Provincial legislation to protect more than 90 per cent of the Oak Ridges Moraine is expected to be announced this morning by Municipal Affairs and Housing Minister Chris Hodgson. The rules follow recommendations of a government advisory panel, the sources said.
The overall protection package is a dramatic change after several years in which the province avoided involvement in the controversy and left development decisions to individual municipalities.
Sources say the province will also establish a foundation that will place up to $250-million in trust over several years to buy private land on the moraine. The province will ask the federal and municipal governments to contribute.

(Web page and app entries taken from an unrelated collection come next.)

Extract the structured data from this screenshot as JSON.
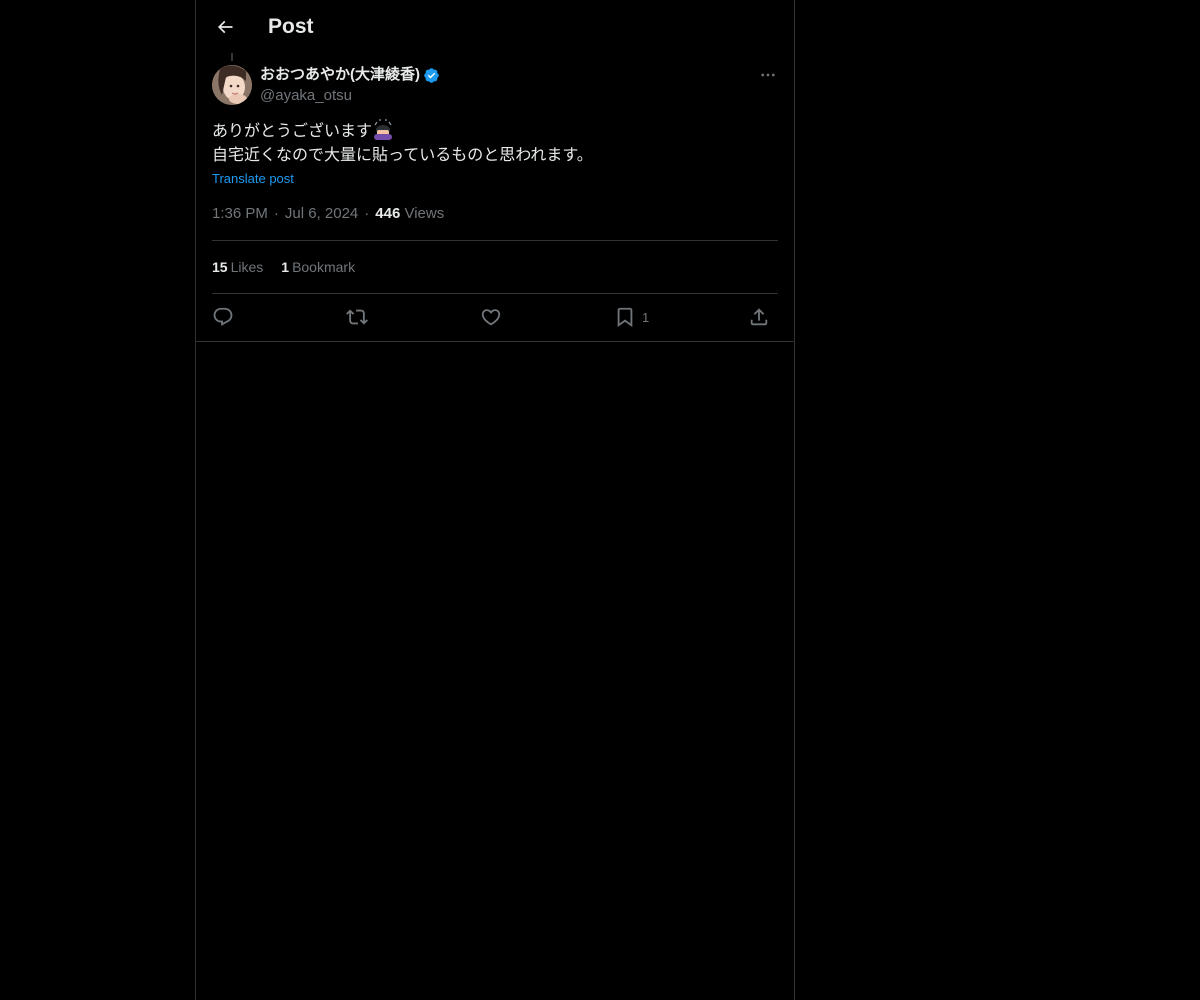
{
  "header": {
    "back_icon": "arrow-left-icon",
    "title": "Post"
  },
  "post": {
    "author": {
      "display_name": "おおつあやか(大津綾香)",
      "handle": "@ayaka_otsu",
      "verified": true,
      "verified_color": "#1d9bf0"
    },
    "text_line_1": "ありがとうございます",
    "text_emoji": "person-bowing-emoji",
    "text_line_2": "自宅近くなので大量に貼っているものと思われます。",
    "translate_label": "Translate post",
    "time": "1:36 PM",
    "separator": "·",
    "date": "Jul 6, 2024",
    "views_count": "446",
    "views_label": "Views"
  },
  "stats": {
    "likes_count": "15",
    "likes_label": "Likes",
    "bookmarks_count": "1",
    "bookmarks_label": "Bookmark"
  },
  "actions": {
    "reply_icon": "reply-icon",
    "repost_icon": "repost-icon",
    "like_icon": "heart-icon",
    "bookmark_icon": "bookmark-icon",
    "bookmark_count": "1",
    "share_icon": "share-icon"
  },
  "colors": {
    "background": "#000000",
    "text": "#e7e9ea",
    "secondary_text": "#71767b",
    "link": "#1d9bf0",
    "border": "#2f3336"
  }
}
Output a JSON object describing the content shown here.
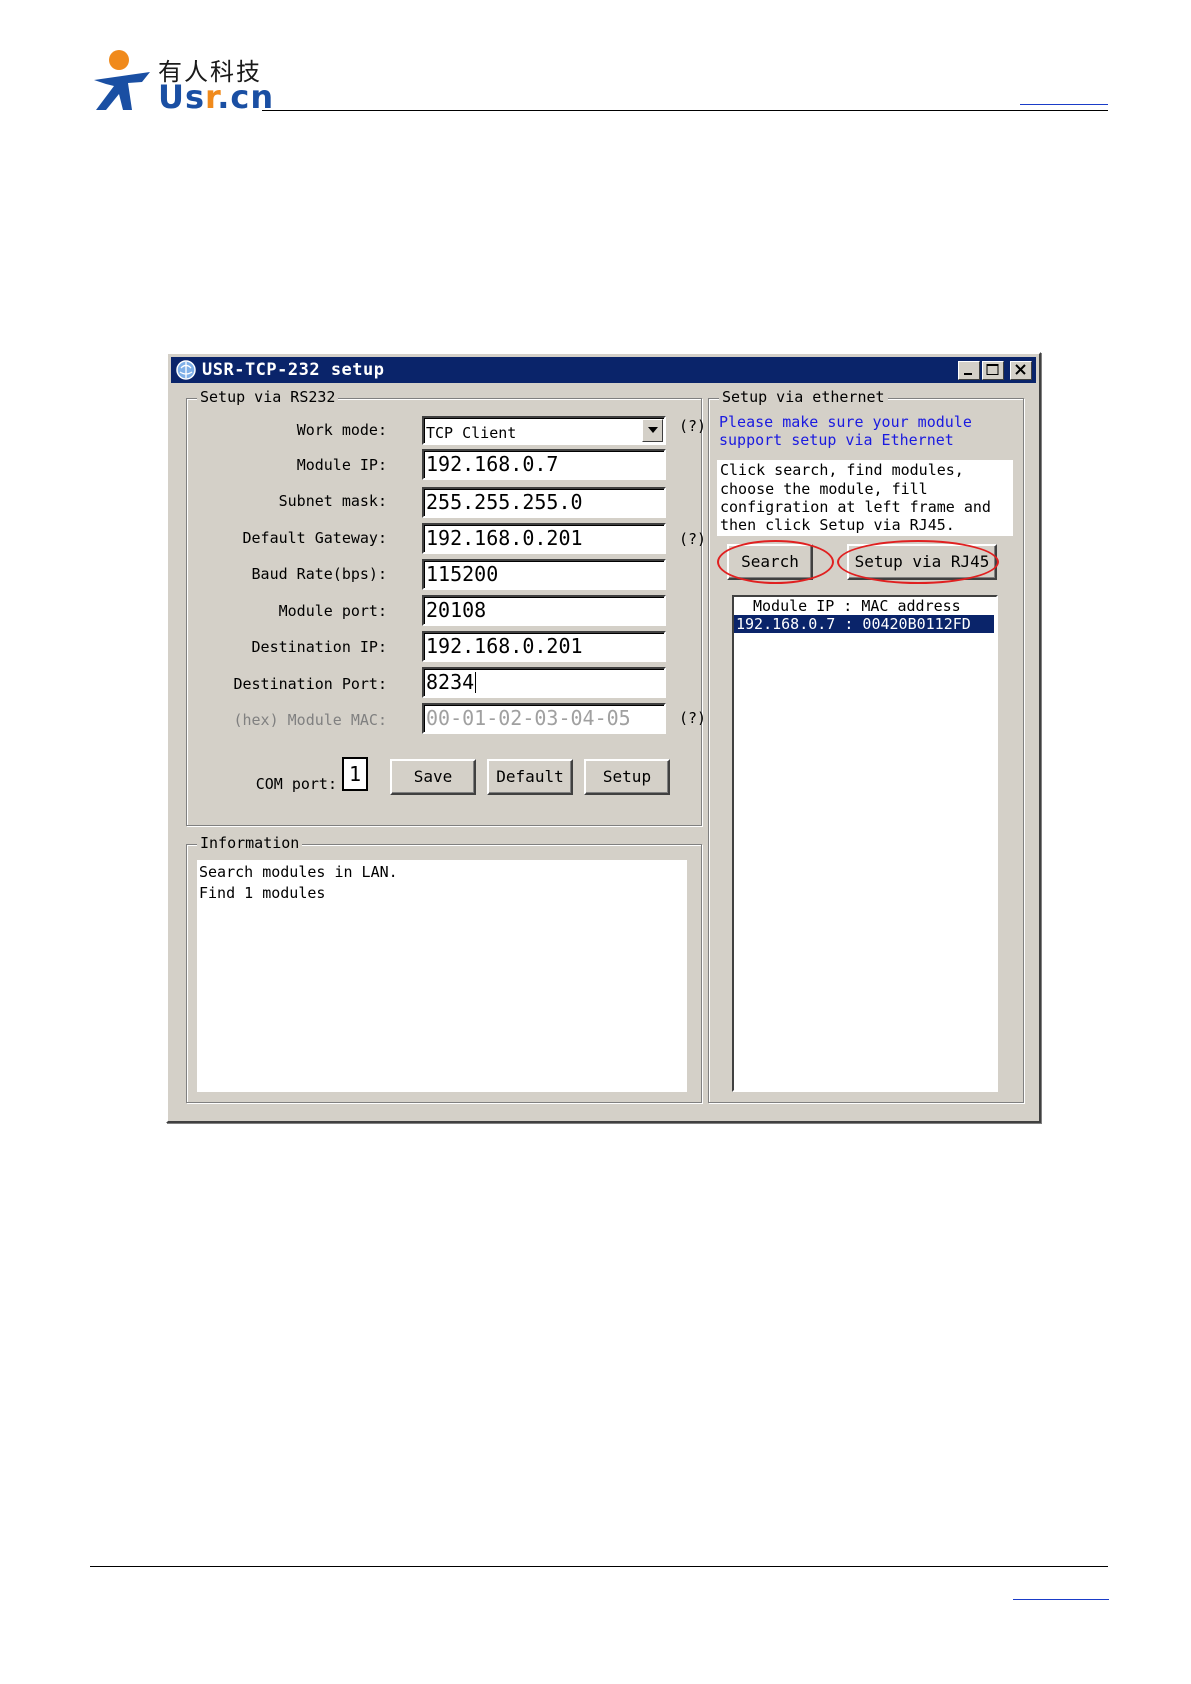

Almost 40 per cent of the 500,000 hectares would be conservation areas connected by wildlife corridors at least two kilometres wide.
The province is also said to be ready to announce a deal to conserve an environmentally sensitive area in Richmond Hill by swapping sites owned by developers there with provincially owned land that is not on the moraine.
One source said the government's dramatic turnaround on the Oak Ridges Moraine has been shaped by a changed political environment, including widespread public protest and a by-election loss in a riding on the moraine. "This will be seen as Premier Mike Harris's urban green legacy," the source said.
The moraine, which stretches 160 kilometres from the Niagara Escarpment in the west to Northumberland County in the east, is the source of ground water in much of Southern Ontario.
Environmentalists contend that housing development on the area would permanently pollute the water.
"For us this is a spectacular victory. A clean sweep for the environment," said Glenn De Baeremaeker, president of Save the Rouge Valley System.
His group is part of a coalition of environmental groups that has been pressing the government for tough moraine protection over the past two years.
"This will change the course of urban history.
"Unchecked sprawl was going to kill us. This has not eliminated sprawl but it has stopped its cancerous spread."
Ric Symms, former director of the Federation of Ontario Naturalists, who sat on the advisory panel, said, "This is an excellent achievement."
He said the protections are stronger than a 1994 moraine strategy that was proposed by the provincial government of the day but never implemented.
Mr. Symms said the protection will be as strong as the Living Legacy Trust set up by the province to conserve a large area in Northern Ontario. It may be stronger than the provincial rules that protect the Niagara Escarpment.
There are still some sore spots that need to be addressed, said Josh Matlow, Oak Ridges campaign manager for the environmental group Earthroots. The proposed legislation allows a review after 10 years that could weaken many of the protections, he said. Environmental groups are also opposed to a clause that permits gravel pits to operate in the middle of wildlife areas.
Neil Rodgers, president of the Urban Development Institute, said the proposed legislation is important on two counts.
"A significant portion of the Greater Toronto Area land mass is now off limits for development, be it office buildings or residences," he said.
In addition, he said, the government's move presents a challenge to those who have fought development on the Oak Ridges Moraine -- including ratepayers in Toronto and neighbouring suburbs.
"Now they have to do their civic duty and accept density," Mr. Rodgers said.
"This is very encouraging. The kind of sprawl that is threatening the moraine doesn't make any sense," said U.S. watershed activist Robert Kennedy Jr.
Mr. Kennedy is in Toronto to address this evening's Charles Sauriol memorial dinner, which is raising funds for the Oak Ridges Moraine Land Trust. All of the 1,100 seats at the dinner have been sold.
Mr. Kennedy said he has been very aware of the moraine issue because the water supply to the city of New York comes from the same kind of moraine features that surround Toronto.
Widespread development around the Hudson Valley has degraded what was once some of the cleanest water in the world and forced governments to face huge remedial cleanups.